Do u want 2 b my gf?

Giulia Imholte, staff writer

In recent years, people have been able to build stronger relationships than ever before, but new technologies have changed the way people interact face-to-face. When it comes to the world of dating, texting and Facebook have had a strong effect on relationships. But, many Benilde-St. Margaret’s students do not agree on whether technological interaction helps or harms their relationships.

Some students believe that texting someone is a way to ease into a relationship or friendship with someone, and it leads to less awkward confrontations in the future. “I get to know someone more by texting, because when you meet for the first time in person, it’s usually awkward and if you text, then you’ve developed a conversation so you know what to talk about,” said senior Patrick Daly. “But, it also depends on what you’ve talked about.”

Such an ice-breaking tactic can be used to meet new people or interact with people one has never met before. “I tend to text girls that I’ve never met before, and that’s how I develop my relationships these days, and I usually meet most of those girls via Facebook,” said senior Mike Blessing.

Some types of technology, like Skype, have proven to be useful tools in relationships. This popular video-chat and Internet calling tool allows people from different areas to communicate, many students also find it useful for homework help. “If someone has a long-distance relationship, Skype is awesome. It helps you stay connected with people more than just on a phone call basis, and it helps to have a visual of someone that is far away that you can’t see all the time,” said senior Nettie Sparkman.

Another notorious tool that technology has brought is the harmless and somewhat over-used Facebook poke. Many students agree that one of the best ways to start a conversation with someone is by poking them. “If I want to get a lady’s attention, I’ll poke her on Facebook,” said sophomore Connor Allen.

There are obvious benefits to texting and Facebook chatting; one being the avoidance of awkward confrontations, but something that is often overlooked is that using this technology can often lead to miscommunication. “A lot of times people misinterpret texts into something they don’t mean, or if someone doesn’t answer their phone or doesn’t text back, they overreact,” said junior Hanna Albertson.

When people rely on texting for their relationships, it can also detract from the substance of face-to-face interaction. “People get so into a relationship on their phones that they won’t actually spend time together. People can’t depend on their phones, like if you’re breaking up with someone you should be able to say it to their face,” said Albertson.

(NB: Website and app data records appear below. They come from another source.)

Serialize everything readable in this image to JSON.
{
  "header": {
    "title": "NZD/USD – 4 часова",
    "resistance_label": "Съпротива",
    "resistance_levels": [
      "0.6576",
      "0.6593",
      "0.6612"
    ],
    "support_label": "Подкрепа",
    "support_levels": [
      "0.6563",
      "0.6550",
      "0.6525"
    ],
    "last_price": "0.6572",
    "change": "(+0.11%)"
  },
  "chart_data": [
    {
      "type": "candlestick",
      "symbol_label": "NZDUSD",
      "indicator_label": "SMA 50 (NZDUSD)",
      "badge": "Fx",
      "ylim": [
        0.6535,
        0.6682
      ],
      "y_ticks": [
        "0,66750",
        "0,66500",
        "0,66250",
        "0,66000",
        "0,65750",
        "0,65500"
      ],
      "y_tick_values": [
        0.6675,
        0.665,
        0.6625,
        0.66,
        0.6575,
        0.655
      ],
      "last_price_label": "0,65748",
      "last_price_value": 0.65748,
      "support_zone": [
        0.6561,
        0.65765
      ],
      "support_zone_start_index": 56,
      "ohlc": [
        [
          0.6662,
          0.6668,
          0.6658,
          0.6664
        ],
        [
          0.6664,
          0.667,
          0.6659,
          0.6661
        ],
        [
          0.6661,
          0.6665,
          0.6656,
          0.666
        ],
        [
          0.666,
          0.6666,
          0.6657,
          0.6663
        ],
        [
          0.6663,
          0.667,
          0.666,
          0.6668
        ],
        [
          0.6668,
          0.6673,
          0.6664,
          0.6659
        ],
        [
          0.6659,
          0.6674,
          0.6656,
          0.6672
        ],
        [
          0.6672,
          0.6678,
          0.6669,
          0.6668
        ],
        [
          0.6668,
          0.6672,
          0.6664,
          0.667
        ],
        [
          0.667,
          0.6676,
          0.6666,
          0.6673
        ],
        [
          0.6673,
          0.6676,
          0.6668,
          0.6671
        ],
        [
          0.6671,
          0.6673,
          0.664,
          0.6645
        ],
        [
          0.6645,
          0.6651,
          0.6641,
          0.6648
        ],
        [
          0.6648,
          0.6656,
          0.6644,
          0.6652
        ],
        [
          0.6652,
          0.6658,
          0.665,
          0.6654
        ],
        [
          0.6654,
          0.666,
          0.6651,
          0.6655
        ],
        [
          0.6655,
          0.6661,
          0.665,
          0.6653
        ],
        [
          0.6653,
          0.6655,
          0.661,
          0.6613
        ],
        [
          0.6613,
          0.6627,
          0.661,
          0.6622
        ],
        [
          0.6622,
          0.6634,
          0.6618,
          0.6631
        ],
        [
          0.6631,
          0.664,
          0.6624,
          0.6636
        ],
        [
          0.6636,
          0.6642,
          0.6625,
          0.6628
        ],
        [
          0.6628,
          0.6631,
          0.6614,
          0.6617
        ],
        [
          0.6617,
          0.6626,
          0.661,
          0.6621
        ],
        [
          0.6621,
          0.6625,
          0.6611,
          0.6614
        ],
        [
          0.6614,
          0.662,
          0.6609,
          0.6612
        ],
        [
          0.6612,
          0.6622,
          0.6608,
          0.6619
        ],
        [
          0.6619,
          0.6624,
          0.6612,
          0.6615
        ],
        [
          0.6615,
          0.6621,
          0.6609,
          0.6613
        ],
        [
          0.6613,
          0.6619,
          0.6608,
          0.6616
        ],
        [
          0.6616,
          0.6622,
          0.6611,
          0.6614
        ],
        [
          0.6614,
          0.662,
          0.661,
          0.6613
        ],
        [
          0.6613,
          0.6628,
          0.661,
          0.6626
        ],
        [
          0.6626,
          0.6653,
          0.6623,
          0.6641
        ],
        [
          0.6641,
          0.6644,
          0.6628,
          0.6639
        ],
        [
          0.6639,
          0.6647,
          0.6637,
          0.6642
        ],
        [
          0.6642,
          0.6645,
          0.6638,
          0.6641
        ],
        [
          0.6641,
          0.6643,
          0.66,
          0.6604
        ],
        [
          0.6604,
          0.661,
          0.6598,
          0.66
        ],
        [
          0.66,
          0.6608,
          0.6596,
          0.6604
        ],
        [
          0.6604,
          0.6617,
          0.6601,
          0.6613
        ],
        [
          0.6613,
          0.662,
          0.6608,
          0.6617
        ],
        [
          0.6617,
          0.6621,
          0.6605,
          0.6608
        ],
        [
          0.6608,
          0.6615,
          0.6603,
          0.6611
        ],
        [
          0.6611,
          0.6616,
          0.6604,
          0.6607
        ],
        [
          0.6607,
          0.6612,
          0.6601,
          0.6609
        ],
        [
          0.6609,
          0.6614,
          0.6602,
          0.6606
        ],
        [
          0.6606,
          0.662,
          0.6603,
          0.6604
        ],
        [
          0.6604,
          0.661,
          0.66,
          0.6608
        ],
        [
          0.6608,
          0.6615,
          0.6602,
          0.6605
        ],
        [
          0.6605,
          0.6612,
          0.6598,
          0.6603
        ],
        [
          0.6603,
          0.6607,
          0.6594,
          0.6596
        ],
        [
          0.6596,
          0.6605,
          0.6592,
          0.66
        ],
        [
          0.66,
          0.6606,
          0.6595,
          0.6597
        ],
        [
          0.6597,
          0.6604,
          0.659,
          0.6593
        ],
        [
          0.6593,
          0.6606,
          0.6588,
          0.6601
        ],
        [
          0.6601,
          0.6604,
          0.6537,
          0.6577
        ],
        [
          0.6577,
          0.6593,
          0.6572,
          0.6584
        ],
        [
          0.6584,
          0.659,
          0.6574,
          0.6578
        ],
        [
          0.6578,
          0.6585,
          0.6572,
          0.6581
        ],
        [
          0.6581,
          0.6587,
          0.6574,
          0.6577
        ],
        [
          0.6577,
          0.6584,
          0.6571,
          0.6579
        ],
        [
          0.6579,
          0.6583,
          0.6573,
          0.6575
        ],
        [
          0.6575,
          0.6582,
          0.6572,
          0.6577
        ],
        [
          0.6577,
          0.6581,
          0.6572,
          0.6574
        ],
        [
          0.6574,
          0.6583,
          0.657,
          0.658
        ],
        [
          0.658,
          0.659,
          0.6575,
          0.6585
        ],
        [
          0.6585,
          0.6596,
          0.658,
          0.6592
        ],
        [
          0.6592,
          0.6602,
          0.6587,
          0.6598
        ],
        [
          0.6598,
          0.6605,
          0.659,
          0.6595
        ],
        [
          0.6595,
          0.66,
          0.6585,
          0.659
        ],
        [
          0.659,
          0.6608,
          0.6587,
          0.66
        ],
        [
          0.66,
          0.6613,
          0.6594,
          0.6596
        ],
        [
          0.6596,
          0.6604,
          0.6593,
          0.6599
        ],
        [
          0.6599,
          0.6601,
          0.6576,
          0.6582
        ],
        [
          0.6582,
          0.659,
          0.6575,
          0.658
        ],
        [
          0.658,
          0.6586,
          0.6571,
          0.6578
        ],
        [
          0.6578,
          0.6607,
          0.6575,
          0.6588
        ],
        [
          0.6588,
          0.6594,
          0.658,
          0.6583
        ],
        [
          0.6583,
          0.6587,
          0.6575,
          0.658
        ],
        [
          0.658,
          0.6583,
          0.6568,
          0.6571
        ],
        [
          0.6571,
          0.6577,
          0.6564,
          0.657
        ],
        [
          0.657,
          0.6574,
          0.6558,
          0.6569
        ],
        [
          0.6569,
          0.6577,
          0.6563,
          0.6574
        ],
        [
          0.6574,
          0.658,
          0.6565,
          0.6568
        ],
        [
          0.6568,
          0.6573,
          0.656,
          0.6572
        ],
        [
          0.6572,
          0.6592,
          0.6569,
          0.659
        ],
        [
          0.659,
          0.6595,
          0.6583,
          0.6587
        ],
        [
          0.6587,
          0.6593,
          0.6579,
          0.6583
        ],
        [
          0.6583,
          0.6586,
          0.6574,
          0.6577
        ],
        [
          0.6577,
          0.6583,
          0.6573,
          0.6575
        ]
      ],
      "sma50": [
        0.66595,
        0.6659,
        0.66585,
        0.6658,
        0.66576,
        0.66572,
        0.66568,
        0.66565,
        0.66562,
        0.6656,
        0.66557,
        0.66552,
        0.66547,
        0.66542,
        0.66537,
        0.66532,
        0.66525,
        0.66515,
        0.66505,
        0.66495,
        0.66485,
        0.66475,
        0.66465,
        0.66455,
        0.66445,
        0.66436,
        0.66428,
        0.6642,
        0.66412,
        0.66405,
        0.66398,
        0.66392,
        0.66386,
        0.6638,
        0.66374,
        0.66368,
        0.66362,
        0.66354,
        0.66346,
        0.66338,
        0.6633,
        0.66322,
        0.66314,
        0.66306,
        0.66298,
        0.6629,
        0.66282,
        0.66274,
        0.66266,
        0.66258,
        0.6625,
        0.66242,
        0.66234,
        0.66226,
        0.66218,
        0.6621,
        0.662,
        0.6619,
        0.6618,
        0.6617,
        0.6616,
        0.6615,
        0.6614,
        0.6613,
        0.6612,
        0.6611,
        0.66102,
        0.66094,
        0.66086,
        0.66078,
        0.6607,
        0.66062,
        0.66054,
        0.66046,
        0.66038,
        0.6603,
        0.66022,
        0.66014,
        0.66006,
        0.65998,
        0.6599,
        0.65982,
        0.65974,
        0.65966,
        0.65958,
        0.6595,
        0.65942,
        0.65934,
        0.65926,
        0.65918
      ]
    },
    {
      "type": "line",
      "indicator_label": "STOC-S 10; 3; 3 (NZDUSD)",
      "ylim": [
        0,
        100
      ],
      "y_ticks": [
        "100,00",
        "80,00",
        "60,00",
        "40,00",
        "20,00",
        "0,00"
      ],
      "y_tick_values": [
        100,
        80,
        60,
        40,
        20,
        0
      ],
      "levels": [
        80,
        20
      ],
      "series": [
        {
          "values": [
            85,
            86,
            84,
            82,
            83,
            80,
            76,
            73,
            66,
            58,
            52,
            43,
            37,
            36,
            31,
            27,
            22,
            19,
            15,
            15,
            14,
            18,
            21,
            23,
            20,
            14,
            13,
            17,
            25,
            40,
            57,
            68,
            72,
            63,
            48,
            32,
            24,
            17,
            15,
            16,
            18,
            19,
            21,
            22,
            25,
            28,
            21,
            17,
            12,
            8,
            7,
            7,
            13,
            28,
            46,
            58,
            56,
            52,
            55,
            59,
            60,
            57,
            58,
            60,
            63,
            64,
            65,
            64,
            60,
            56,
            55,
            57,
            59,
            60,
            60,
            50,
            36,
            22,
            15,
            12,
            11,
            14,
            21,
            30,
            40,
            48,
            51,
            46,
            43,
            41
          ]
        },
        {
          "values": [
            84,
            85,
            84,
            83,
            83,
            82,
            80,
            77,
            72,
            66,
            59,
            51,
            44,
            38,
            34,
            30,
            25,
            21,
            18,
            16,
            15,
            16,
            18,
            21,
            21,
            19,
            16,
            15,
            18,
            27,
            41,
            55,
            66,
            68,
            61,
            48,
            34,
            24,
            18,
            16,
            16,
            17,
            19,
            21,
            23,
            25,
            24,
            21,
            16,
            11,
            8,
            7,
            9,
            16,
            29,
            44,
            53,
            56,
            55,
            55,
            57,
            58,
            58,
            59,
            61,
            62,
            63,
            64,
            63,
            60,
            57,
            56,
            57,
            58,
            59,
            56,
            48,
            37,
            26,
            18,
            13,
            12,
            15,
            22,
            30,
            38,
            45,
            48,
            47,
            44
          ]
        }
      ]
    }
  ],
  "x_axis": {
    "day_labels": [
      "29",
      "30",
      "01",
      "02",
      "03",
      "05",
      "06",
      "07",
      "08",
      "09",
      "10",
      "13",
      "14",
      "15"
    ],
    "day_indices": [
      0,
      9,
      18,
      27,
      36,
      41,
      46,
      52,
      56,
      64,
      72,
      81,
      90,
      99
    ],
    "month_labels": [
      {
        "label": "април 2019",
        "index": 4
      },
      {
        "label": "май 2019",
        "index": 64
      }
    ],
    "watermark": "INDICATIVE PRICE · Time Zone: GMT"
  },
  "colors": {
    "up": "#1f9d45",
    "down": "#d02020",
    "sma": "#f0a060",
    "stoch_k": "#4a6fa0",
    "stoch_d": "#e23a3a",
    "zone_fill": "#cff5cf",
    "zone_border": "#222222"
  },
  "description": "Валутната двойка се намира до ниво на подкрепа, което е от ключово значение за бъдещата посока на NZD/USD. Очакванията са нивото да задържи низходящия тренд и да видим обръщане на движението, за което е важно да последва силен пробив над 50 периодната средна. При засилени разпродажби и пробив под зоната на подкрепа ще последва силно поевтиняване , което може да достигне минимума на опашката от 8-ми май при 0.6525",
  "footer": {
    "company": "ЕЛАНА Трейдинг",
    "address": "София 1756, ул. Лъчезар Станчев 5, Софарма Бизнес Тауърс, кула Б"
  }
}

If a relationship is developed over text to avoid awkward situations and confrontations, there’s a possibility that it will never stray away from that type of interaction. By using this communication instrument people may not be able to develop the proper connections. “If people want to talk to you about something serious, something that should definitely be dealt with in person, they always text about it,” said junior Sarah Silvestri.

Texting and Facebook have not only changed they way people interact with each other, but they have also affected how a real relationship is viewed. “Most people believe that ‘in a realtionship’ means being Facebook offical, but Facebook shouldn’t have to say where you are in a relationship. Facebook has made relationships other people’s business,” said Albertson.

Technology has had a drastic affect on how teens today interact and develop relationships. But they don’t necessarily help in building structured and substantial relationships. Plus, there are many more effective ways that people can use to communicate with each other. “I don’t like talking over technology, calling is fine,” said junior Kaitlin Duda, “but for a relationship, using technology isn’t personal at all, and words can get twisted.”